  • 37. 7.37 Silberschatz, Galvin and GagneOperating System ConceptsExample of Detection AlgorithmExample of Detection AlgorithmFive processes P0 through P4;three resource typesA (7 instances), B (2 instances), and C (6 instances).Snapshot at time T0:Allocation Request AvailableA B C A B C A B CP0 0 1 0 0 0 0 0 0 0P1 2 0 0 2 0 2P2 3 0 3 0 0 0P3 2 1 1 1 0 0P4 0 0 2 0 0 2Sequence <P0, P2, P3, P1, P4> will result in Finish[i] = true for all i.
  • 38. 7.38 Silberschatz, Galvin and GagneOperating System ConceptsExample (Cont.)Example (Cont.)P2 requests an additional instance of type C.RequestA B CP0 0 0 0P1 2 0 1P2 0 0 1P3 1 0 0P4 0 0 2State of system?Can reclaim resources held by process P0, but insufficientresources to fulfill other processes; requests.Deadlock exists, consisting of processes P1, P2, P3, and P4.

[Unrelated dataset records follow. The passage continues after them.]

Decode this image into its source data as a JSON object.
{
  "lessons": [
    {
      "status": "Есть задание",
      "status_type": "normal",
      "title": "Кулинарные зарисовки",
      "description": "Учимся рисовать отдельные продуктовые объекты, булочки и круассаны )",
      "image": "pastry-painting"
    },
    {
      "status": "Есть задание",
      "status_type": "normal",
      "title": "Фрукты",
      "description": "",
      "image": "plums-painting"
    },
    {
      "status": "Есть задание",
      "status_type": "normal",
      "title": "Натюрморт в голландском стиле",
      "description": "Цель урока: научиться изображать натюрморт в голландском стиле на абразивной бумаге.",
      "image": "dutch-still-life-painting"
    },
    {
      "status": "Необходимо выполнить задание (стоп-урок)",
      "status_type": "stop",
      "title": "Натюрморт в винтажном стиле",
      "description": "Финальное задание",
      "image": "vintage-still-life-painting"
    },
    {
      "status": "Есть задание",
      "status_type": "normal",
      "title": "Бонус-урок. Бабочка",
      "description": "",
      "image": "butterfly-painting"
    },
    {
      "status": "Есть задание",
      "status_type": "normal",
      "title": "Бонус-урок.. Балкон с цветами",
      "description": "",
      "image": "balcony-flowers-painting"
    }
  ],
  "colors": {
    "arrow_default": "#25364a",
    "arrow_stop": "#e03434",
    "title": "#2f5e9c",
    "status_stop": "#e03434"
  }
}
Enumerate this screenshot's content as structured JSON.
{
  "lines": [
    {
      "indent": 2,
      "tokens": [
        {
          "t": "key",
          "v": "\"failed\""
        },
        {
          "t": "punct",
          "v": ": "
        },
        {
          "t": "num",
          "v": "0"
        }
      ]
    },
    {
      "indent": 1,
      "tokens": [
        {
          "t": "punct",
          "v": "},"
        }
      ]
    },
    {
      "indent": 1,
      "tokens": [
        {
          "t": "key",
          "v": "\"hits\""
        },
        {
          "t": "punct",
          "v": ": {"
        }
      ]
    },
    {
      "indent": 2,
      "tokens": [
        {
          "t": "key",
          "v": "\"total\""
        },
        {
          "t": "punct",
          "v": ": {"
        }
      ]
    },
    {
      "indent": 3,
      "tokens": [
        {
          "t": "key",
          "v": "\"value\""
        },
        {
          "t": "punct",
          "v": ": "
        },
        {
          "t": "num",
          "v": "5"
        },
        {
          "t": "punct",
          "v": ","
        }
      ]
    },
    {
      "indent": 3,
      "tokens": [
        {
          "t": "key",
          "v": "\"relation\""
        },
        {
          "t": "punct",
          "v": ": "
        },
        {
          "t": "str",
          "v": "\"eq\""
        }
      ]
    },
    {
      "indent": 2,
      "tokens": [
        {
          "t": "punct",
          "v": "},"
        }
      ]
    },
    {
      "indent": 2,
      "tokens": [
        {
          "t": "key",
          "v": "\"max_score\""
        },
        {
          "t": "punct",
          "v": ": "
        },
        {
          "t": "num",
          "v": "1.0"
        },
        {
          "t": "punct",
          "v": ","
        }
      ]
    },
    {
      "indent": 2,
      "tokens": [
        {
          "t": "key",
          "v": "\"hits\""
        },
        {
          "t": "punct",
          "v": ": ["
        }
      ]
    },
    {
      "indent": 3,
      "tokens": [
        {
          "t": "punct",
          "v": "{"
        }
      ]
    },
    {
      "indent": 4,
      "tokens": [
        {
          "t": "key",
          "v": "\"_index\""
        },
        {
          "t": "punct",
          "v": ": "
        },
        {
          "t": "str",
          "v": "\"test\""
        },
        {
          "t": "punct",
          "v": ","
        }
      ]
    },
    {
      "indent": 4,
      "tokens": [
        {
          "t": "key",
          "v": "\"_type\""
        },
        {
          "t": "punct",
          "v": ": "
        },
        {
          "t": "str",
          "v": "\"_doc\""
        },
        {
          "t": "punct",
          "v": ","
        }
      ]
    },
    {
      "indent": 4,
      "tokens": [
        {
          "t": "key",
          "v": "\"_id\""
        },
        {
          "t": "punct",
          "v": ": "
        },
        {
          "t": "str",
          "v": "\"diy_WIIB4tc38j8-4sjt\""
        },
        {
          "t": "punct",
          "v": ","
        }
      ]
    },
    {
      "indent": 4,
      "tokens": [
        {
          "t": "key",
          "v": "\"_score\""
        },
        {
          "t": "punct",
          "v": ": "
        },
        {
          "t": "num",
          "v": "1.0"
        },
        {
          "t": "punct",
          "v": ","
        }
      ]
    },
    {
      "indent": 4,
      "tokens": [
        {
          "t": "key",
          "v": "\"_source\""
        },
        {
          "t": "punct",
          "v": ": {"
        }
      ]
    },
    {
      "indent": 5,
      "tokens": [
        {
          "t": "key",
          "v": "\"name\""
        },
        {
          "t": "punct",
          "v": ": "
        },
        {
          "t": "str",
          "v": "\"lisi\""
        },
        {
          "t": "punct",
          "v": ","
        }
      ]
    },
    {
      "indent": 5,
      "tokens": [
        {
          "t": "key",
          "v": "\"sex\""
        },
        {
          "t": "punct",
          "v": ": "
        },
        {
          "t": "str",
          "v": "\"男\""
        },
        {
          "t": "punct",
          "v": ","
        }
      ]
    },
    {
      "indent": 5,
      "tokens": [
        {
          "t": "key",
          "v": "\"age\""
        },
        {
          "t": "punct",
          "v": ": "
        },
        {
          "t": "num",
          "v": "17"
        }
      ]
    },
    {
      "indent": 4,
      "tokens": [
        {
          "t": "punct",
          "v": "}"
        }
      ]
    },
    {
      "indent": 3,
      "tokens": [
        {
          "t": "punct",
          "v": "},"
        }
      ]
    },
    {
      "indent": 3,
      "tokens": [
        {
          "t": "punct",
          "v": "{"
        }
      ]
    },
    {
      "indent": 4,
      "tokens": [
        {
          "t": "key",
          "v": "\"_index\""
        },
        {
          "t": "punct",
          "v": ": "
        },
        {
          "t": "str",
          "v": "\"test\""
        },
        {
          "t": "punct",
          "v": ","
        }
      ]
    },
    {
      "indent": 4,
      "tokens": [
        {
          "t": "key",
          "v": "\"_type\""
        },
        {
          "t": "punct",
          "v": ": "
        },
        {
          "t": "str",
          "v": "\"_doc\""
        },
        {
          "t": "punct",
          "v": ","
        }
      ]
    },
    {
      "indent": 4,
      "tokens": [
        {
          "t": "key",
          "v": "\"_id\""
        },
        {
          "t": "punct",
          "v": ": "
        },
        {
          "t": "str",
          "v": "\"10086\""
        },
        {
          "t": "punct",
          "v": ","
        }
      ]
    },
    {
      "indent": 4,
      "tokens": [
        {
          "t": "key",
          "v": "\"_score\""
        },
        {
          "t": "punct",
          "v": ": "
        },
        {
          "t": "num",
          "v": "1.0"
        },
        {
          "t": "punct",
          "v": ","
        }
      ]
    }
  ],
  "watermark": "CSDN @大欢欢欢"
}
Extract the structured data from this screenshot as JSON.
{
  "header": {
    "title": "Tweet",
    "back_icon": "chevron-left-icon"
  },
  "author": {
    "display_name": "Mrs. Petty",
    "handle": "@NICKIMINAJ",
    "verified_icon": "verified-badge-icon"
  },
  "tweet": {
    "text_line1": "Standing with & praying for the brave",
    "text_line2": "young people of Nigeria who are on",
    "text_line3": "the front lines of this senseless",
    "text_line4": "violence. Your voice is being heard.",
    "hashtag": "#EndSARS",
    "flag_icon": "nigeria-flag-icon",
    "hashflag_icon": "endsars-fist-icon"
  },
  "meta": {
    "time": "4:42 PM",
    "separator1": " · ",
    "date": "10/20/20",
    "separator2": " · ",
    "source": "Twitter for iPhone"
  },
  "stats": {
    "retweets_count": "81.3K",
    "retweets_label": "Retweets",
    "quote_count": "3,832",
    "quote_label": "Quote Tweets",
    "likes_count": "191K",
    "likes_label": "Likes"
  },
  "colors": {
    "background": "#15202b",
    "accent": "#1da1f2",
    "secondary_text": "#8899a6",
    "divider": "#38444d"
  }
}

  • 39. 7.39 Silberschatz, Galvin and GagneOperating System ConceptsDetection-Algorithm UsageDetection-Algorithm UsageWhen, and how often, to invoke depends on:How often a deadlock is likely to occur?How many processes will need to be rolled back? one for each disjoint cycleIf detection algorithm is invoked arbitrarily, there may be manycycles in the resource graph and so we would not be able to tellwhich of the many deadlocked processes “caused” the deadlock.
  • 40. 7.40 Silberschatz, Galvin and GagneOperating System ConceptsRecovery from Deadlock: Process TerminationRecovery from Deadlock: Process TerminationAbort all deadlocked processes.Abort one process at a time until the deadlock cycle is eliminated.In which order should we choose to abort?Priority of the process.How long process has computed, and how much longer tocompletion.Resources the process has used.Resources process needs to complete.How many processes will need to be terminated.Is process interactive or batch?

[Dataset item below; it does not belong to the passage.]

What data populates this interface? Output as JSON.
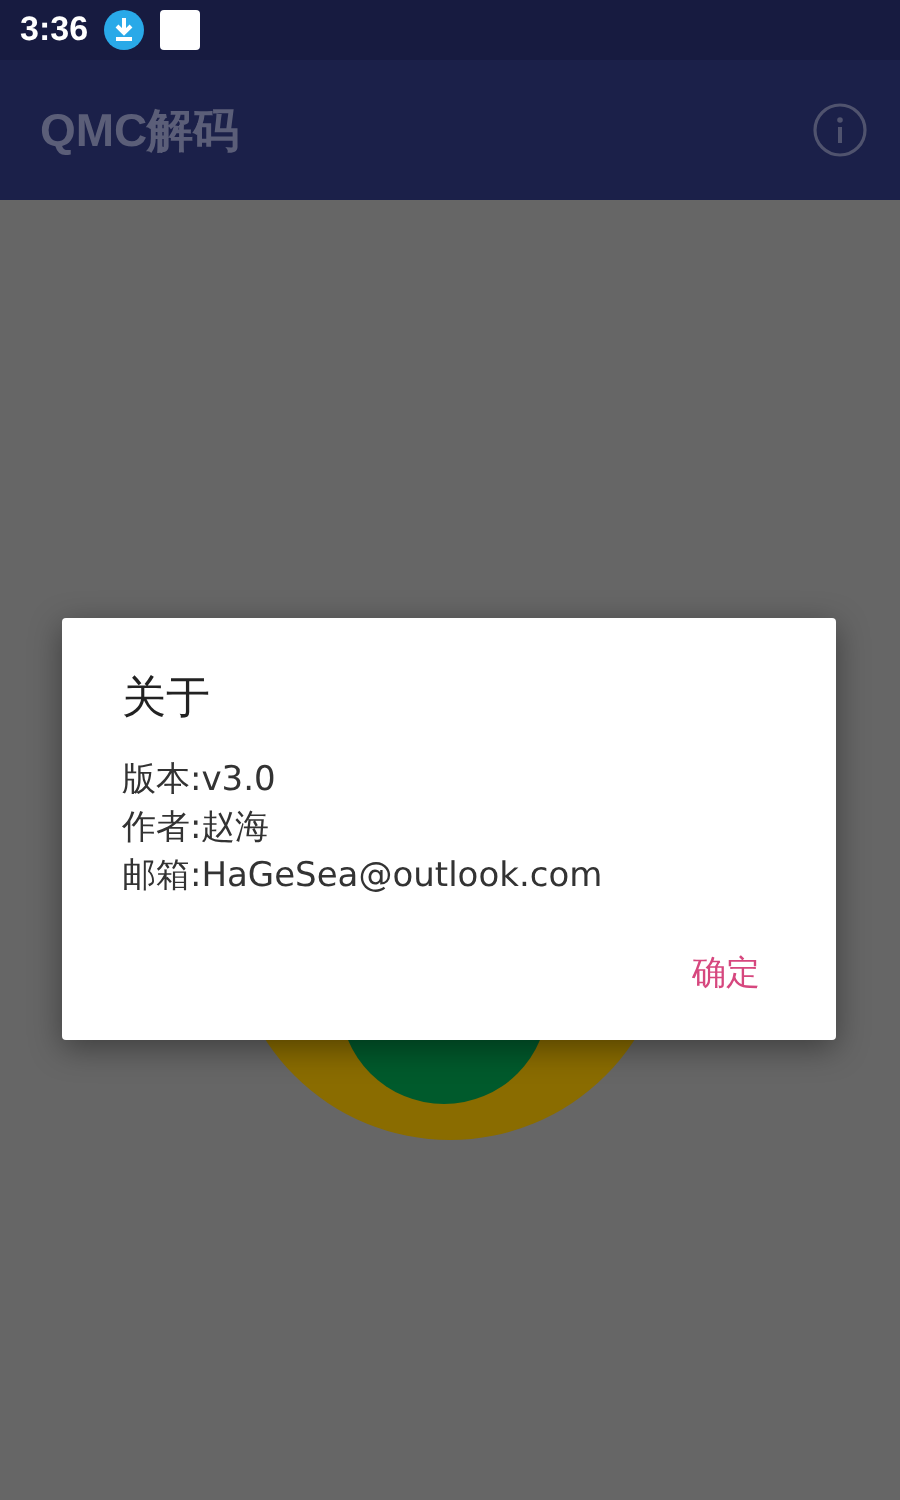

  • 41. 7.41 Silberschatz, Galvin and GagneOperating System ConceptsRecovery from Deadlock: ResourceRecovery from Deadlock: ResourcePreemptionPreemptionSelecting a victim – minimize cost.Rollback – return to some safe state, restart process for that state.Starvation – same process may always be picked as victim,include number of rollback in cost factor.
  • 42. End of Chapter 7End of Chapter 7